Archaebacteria are known to survive in conditions where life can't be even imagined. They are the extreme survivors of the Universe. Take a look at the examples of archaebacteria in…
Archaebacteria and Eubacteria Difference
The following article provides information regarding major differences between the kingdoms of archaebacteria and eubacteria.
For the first half of geological time, our ancestors were bacteria. Most creatures still are bacteria, and each one of our trillions of cells is a colony of bacteria. ~ Richard Dawkins

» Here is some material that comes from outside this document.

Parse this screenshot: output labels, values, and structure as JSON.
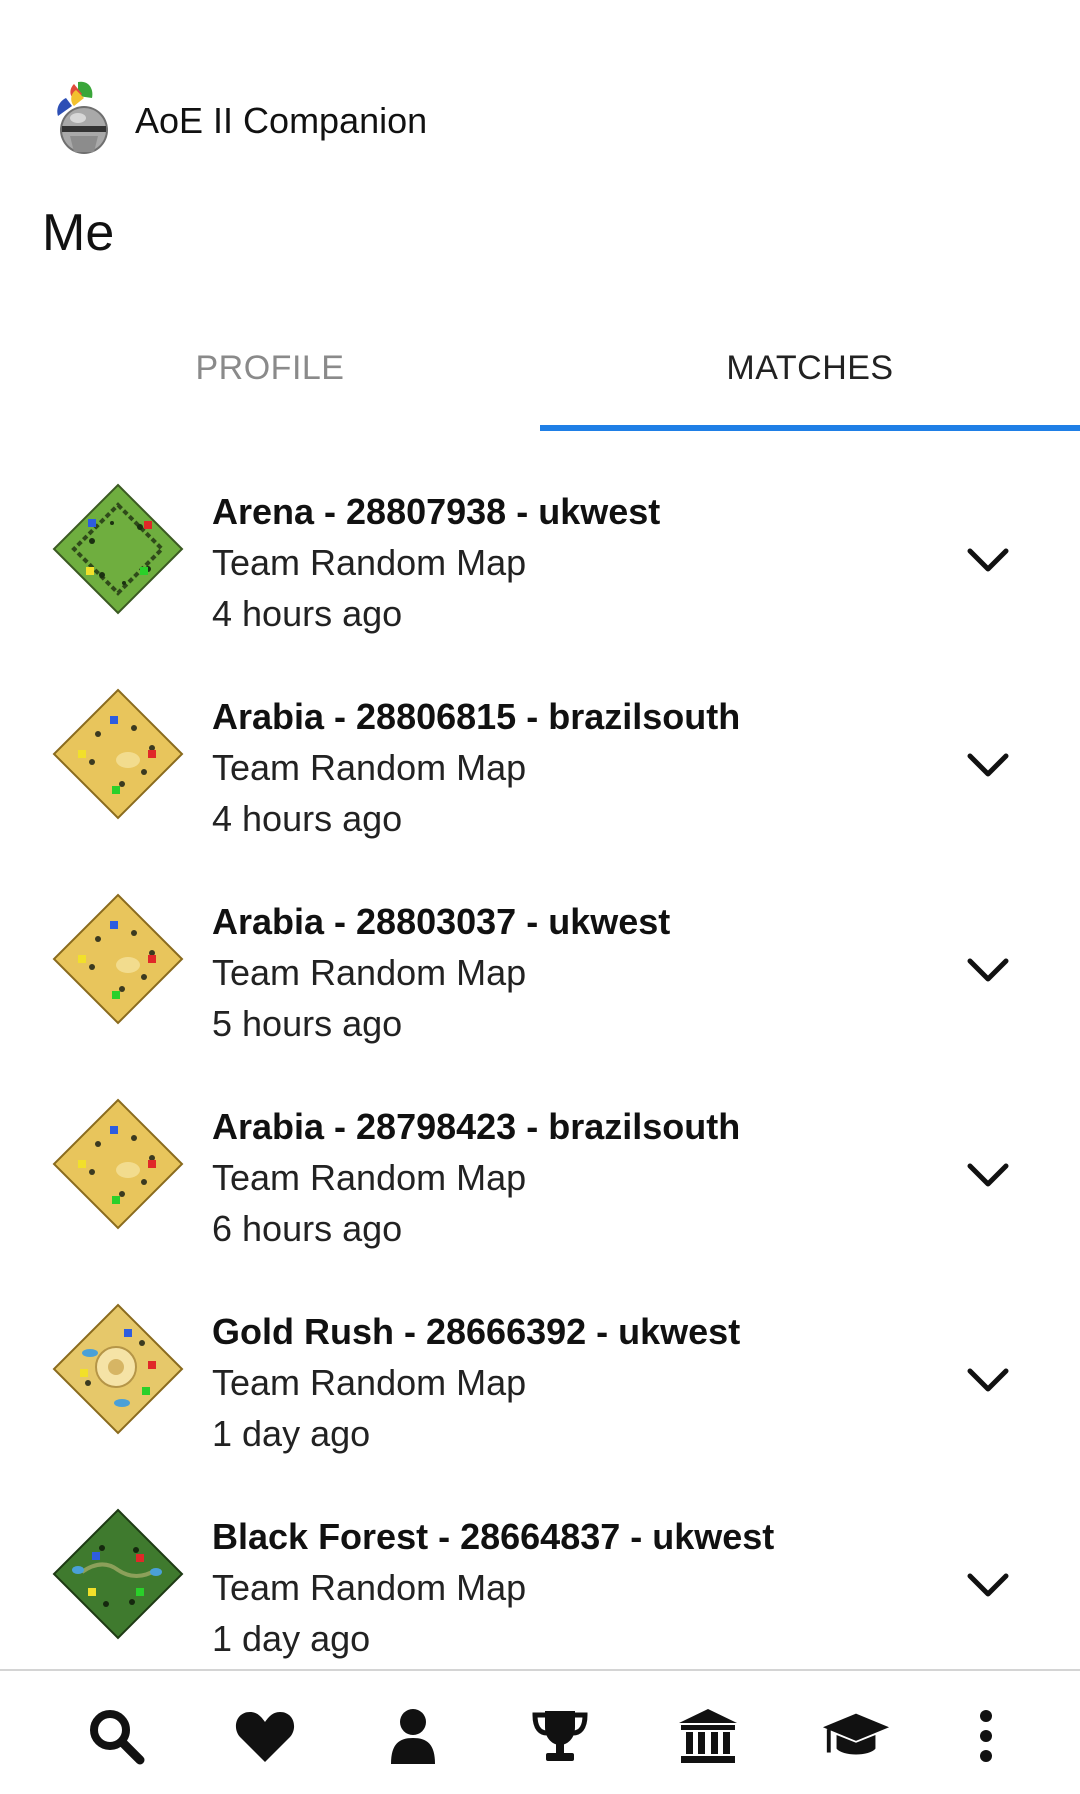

True to the above quote, bacteria have existed on the Earth since life started to appear. As most of us are aware, bacteria are unicellular micro organisms having prokaryotic cellular structures. There is probably no place on Earth, where these microbes cannot be found. Bacteria belong to a vast assortment of shapes, which include spherical, spiral, and rod-like structures. Based on their ability to retain crystal violet stain, these organisms are broadly classified as gram positive and gram negative bacteria. Although all unicellular prokaryotic life forms are identified as bacteria, there exists a bifurcation in terms of biological domain, which separates these single-celled prokaryotes into two distinct life forms: Archaebacteria and Eubacteria.
What is Archaebacteria?

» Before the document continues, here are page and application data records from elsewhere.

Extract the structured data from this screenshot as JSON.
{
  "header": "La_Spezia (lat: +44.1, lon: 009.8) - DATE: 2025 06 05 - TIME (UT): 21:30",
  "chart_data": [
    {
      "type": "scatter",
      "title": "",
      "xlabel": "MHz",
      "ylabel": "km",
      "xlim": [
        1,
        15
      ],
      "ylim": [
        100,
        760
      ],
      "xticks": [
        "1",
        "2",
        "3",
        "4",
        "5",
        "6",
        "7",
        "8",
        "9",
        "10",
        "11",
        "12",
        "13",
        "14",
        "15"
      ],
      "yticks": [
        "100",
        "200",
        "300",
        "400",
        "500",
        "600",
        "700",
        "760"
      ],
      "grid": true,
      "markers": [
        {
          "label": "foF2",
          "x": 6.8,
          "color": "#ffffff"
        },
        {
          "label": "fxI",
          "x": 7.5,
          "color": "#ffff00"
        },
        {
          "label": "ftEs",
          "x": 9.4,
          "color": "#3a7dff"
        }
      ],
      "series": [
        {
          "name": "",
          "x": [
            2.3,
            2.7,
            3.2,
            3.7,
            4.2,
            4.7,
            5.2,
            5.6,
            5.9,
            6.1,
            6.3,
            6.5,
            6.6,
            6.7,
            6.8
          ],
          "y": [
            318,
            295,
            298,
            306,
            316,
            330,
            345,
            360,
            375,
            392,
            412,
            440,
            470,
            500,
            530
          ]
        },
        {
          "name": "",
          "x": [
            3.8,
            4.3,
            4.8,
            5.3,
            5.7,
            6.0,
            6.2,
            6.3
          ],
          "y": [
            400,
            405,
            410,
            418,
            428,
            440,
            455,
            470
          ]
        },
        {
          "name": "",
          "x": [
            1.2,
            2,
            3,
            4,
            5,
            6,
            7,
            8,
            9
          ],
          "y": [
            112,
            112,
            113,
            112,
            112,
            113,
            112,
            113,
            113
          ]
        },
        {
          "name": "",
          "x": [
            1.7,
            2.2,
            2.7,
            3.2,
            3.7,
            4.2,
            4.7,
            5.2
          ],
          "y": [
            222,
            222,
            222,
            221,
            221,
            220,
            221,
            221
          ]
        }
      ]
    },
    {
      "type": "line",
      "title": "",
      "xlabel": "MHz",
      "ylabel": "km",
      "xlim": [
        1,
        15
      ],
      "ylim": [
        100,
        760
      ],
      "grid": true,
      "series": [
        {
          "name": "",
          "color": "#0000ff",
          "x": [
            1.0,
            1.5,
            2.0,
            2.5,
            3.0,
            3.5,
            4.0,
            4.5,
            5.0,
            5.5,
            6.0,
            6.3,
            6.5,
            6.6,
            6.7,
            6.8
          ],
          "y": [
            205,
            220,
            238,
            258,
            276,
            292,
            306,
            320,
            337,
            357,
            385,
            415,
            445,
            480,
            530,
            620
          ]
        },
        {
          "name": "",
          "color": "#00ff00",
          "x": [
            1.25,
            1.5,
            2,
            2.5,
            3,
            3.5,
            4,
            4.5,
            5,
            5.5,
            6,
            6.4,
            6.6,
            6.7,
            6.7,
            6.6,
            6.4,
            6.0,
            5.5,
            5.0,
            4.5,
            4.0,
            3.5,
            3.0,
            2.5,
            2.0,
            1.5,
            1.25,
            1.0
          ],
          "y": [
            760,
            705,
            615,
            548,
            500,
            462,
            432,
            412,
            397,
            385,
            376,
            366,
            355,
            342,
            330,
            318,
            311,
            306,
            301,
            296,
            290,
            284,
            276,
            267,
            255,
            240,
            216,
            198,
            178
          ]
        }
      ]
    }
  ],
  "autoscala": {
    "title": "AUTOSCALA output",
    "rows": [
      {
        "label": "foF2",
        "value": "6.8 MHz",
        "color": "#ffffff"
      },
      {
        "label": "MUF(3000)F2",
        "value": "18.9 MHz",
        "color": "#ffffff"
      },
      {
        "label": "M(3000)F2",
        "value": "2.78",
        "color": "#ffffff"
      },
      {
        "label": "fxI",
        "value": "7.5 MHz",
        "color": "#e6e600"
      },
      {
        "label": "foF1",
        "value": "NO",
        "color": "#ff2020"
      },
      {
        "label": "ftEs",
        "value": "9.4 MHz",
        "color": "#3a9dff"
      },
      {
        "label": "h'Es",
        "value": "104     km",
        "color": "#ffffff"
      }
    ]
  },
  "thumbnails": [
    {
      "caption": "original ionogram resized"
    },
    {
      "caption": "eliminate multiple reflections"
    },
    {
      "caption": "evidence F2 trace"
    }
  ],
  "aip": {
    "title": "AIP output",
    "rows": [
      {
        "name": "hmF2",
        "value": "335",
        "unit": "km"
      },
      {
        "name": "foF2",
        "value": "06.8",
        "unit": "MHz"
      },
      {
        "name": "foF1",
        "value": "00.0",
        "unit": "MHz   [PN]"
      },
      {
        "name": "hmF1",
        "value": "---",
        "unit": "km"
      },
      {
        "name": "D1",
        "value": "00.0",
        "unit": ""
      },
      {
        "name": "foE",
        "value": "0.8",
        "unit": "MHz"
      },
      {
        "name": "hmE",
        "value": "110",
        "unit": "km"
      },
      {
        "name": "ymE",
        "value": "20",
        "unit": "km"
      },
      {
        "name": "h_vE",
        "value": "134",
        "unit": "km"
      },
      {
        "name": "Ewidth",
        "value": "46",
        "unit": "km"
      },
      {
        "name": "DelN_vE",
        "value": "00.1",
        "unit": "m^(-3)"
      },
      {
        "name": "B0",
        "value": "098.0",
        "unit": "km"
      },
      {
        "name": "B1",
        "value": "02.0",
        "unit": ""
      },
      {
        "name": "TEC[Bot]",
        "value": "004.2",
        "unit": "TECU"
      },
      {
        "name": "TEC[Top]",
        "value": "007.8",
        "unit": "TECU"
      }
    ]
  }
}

This kingdom constitutes both aerobic, as well as anaerobic bacteria. The most significant distinctions that set this domain of unicellular prokaryotes from other bacterial species can be enlisted as two observations:
- Archaea have been observed to be equipped with metabolic pathways and several units of heredity, which are very close regarding the form and functions of eukaryotic organisms. Most significant among these aspects are the enzymes possessed and produced by archaea, which are involved in genetic translation and transcription.
- Archaea are also known to be dependent upon ether lipids for all functions relating to polar lipids.
Besides these observations, another characteristic of archaebacteria is that they are capable of extracting energy and nutrition from more sources, other than eukaryotic life forms. These sources of energy and nourishment include sugars, metal ions, hydrogen, and sunlight. Some species can also convert gaseous carbon dioxide to solid carbon compounds, a process which is known as carbon fixation. Archaebacteria can reproduce asexually by the following three methods – budding, binary fission, or fragmentation. Examples of this type are Halobacteria and Methanocella.
What is Eubacteria?
This term is used to denote the generic unicellular prokaryotic bacteria. Almost all types reproduce by undergoing binary fission, though some species are also known to reproduce by budding. Eubacteria usually derive their nutrition through carbon fixation. There are many types of such bacteria, which helpful and harmful varieties. Eubacteria can derive their nutrition from three chief energy sources – sunlight, organic, and inorganic compounds.
Difference between Archaebacteria and Eubacteria
The following table represents the basic structural and characteristic differences with relation to archaebacteria and eubacteria.
|Points of Distinction||Archaebacteria||Eubacteria|
|RNA Polymerase Composition||Core architecture of ten subunits||Core architecture of four subunits|
|Pathogenicity||Absent||Some species are pathogenic|
|Relationship with Other Organisms||Mutual, and commensal||Mutual, predatory, and pathogenic|
|Cellular Structure||Peptidoglycan is absent, and ether-liked lipids are in the form of branched chains||Peptidoglycan is present, and ester-linked lipids are in the form of a straight chain|
|Role in Nature||Unknown||Significant role in nutrient recycling|
Although initially believed to have belonged to the same group of unicellular prokaryotes as Eubacteria, the Archaea kingdom was later discovered, and its constituent members were identified as a separate group of micro organisms altogether, based upon their rRNA gene sequences. After much research, it was finally concluded that both eubacteria and archaebacteria belong to two separate microbiological domains, which probably descended from a common unicellular ancestor.